This embed is invalid
The man who bent the door frame of a car to help rescue another man from a burning vehicle in New Brighton over the weekend is being called a real-life Superman, and his story of "super-human strength" is being told across the globe.
Michael Johannes, 51, of Minneapolis, was trapped inside his SUV after it caught fire Sunday on Interstate 35W in New Brighton. The electric locks and windows in his car wouldn't work, and he tried to kick the windows out, but failed.
That's when 52-year-old Robert "Bob" Renning, a Minnesota Air National Guardsman who lives in Woodbury, ran over to the car, and with his bare hands, bent the framing around the window, shattering the glass, and pulling Johannes to safety, state police said.

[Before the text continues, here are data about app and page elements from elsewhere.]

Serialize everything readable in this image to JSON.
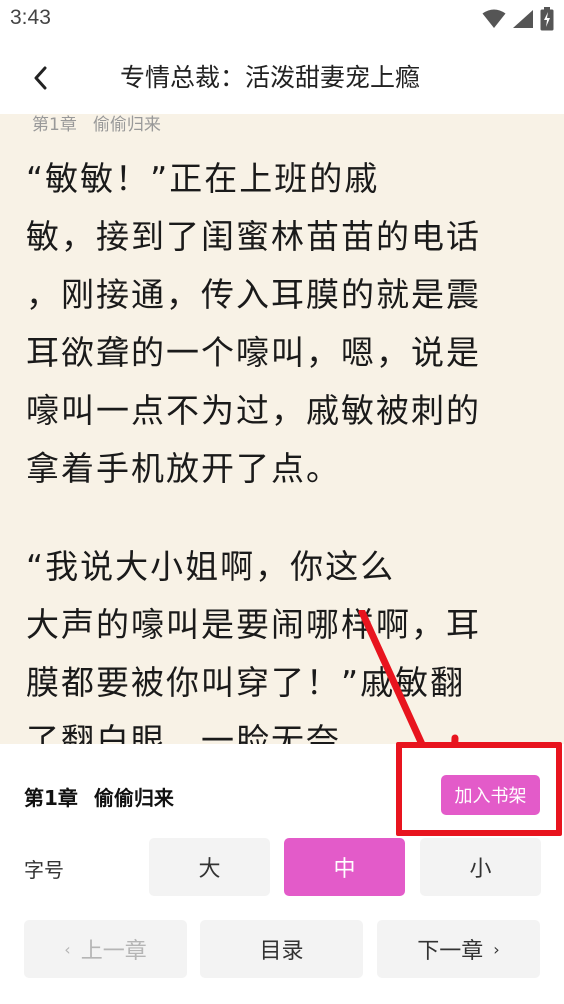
{
  "status_bar": {
    "time": "3:43"
  },
  "header": {
    "title": "专情总裁：活泼甜妻宠上瘾"
  },
  "chapter": {
    "number": "第1章",
    "name": "偷偷归来"
  },
  "content": {
    "paragraph_1": [
      "“敏敏！”正在上班的戚",
      "敏，接到了闺蜜林苗苗的电话",
      "，刚接通，传入耳膜的就是震",
      "耳欲聋的一个嚎叫，嗯，说是",
      "嚎叫一点不为过，戚敏被刺的",
      "拿着手机放开了点。"
    ],
    "paragraph_2": [
      "“我说大小姐啊，你这么",
      "大声的嚎叫是要闹哪样啊，耳",
      "膜都要被你叫穿了！”戚敏翻",
      "了翻白眼，一脸无奈。"
    ]
  },
  "panel": {
    "add_to_bookshelf": "加入书架",
    "font_size_label": "字号",
    "font_sizes": {
      "large": "大",
      "medium": "中",
      "small": "小"
    },
    "active_font_size": "medium",
    "prev_chapter": "上一章",
    "catalog": "目录",
    "next_chapter": "下一章"
  },
  "colors": {
    "accent": "#e35bc9",
    "reading_background": "#f8f2e6",
    "annotation_red": "#e8141e"
  },
  "icons": [
    "wifi-icon",
    "signal-icon",
    "battery-icon",
    "back-chevron-icon",
    "chevron-left-icon",
    "chevron-right-icon"
  ]
}
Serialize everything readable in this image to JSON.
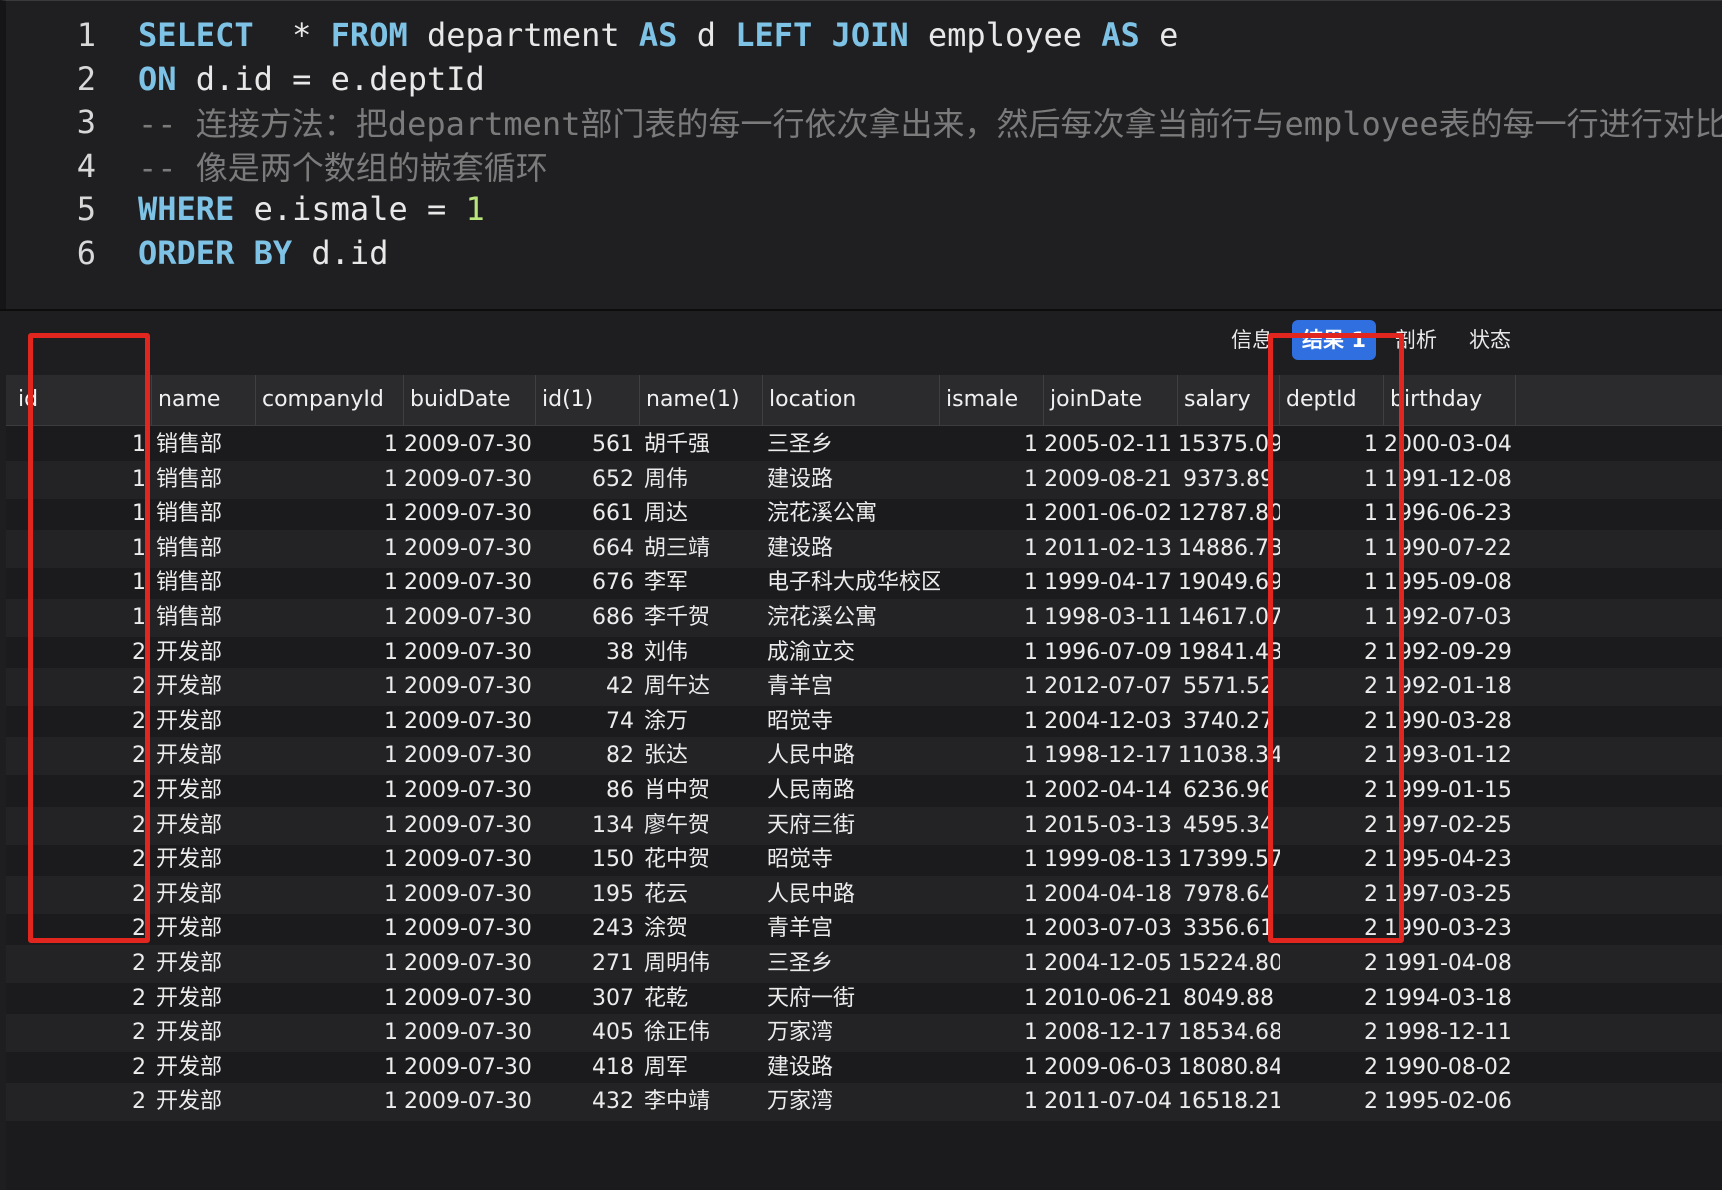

On Tuesday, Johannes and Renning met up for a celebratory beer, where Johannes was able to thank Renning in person for the first time since the rescue, WCCO reports. The reunion was featured on CBS This Morning Wednesday (video above).
"I still don't know how I did this, but I managed to get my fingers in behind the door frame along the top and just started pulling until the glass shattered," Renning told CBS.
"I saw the light towards the passenger's side and I just went for it. And then he grabbed my hands and just pulled me out and we rolled into the ditch," Johannes told CBS.
Johannes was treated for smoke inhalation and got a few cuts and scrapes. He's still dealing with emotional wounds, but he's grateful to be alive.
He told KARE 11, "Someone risked their own life to save mine, that's all I can really say, that is the emotional part."
"I owe a debt of gratitude to Bob – he saved my life," Johannes told CBS while fighting back tears. He added that he's grateful his 7-year-old daughter doesn't have to live without a father like he did – his father died when he was young.
"He did an extraordinary deed, bending a locked car door in half of a burning car to extricate a trapped person," said State Trooper Zachary Hill. "I feel this man deserves any and all commendation for his extraordinary life-saving measure that kept another from burning alive."
Renning says he was just doing what anyone else would have done if they saw someone in trouble, adding that Johannes was the one who showed true courage.
"I can't even imagine what he was going through inside that car. He kept calm and cool about the whole process, and I think that's amazing," Renning told CBS.